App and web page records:
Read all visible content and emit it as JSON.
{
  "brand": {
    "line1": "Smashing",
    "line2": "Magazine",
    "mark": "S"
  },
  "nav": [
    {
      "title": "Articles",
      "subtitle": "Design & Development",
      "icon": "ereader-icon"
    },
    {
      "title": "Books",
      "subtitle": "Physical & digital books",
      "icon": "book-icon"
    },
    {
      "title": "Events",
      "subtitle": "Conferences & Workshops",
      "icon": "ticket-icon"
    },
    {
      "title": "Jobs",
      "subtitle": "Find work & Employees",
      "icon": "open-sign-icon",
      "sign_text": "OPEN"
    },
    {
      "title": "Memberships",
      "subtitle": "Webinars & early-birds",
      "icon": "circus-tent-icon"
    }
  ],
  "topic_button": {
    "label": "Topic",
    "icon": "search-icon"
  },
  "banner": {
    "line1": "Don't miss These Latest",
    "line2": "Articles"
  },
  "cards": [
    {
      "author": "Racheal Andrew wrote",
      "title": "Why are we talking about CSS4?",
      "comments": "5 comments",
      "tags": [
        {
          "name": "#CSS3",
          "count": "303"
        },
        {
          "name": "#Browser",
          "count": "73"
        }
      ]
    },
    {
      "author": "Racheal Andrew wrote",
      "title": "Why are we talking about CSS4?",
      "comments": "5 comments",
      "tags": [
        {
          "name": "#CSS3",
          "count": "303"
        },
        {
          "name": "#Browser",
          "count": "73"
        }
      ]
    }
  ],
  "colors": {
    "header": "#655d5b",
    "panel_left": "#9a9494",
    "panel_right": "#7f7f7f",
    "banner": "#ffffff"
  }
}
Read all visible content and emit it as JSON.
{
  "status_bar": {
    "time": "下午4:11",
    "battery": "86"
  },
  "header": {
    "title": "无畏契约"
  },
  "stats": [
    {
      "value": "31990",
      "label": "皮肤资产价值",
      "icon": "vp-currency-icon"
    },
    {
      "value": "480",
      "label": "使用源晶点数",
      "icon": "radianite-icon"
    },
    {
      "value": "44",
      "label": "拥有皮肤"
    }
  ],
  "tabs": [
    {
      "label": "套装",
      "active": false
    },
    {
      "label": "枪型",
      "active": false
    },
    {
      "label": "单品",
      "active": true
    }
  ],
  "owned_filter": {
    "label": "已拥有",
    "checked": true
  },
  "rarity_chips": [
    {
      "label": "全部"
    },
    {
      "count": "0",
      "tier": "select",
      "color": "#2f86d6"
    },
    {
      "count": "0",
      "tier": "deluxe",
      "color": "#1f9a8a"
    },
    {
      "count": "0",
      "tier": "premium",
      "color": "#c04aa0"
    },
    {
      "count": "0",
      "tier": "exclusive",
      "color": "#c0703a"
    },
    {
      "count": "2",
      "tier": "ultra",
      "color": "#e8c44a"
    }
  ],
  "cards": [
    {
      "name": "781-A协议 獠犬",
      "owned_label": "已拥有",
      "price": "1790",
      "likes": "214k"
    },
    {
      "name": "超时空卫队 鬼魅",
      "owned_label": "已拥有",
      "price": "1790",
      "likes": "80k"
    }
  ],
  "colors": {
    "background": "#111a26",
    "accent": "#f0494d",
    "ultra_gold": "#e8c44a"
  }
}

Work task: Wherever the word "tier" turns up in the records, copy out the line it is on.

Output below:
      "tier": "select",
      "tier": "deluxe",
      "tier": "premium",
      "tier": "exclusive",
      "tier": "ultra",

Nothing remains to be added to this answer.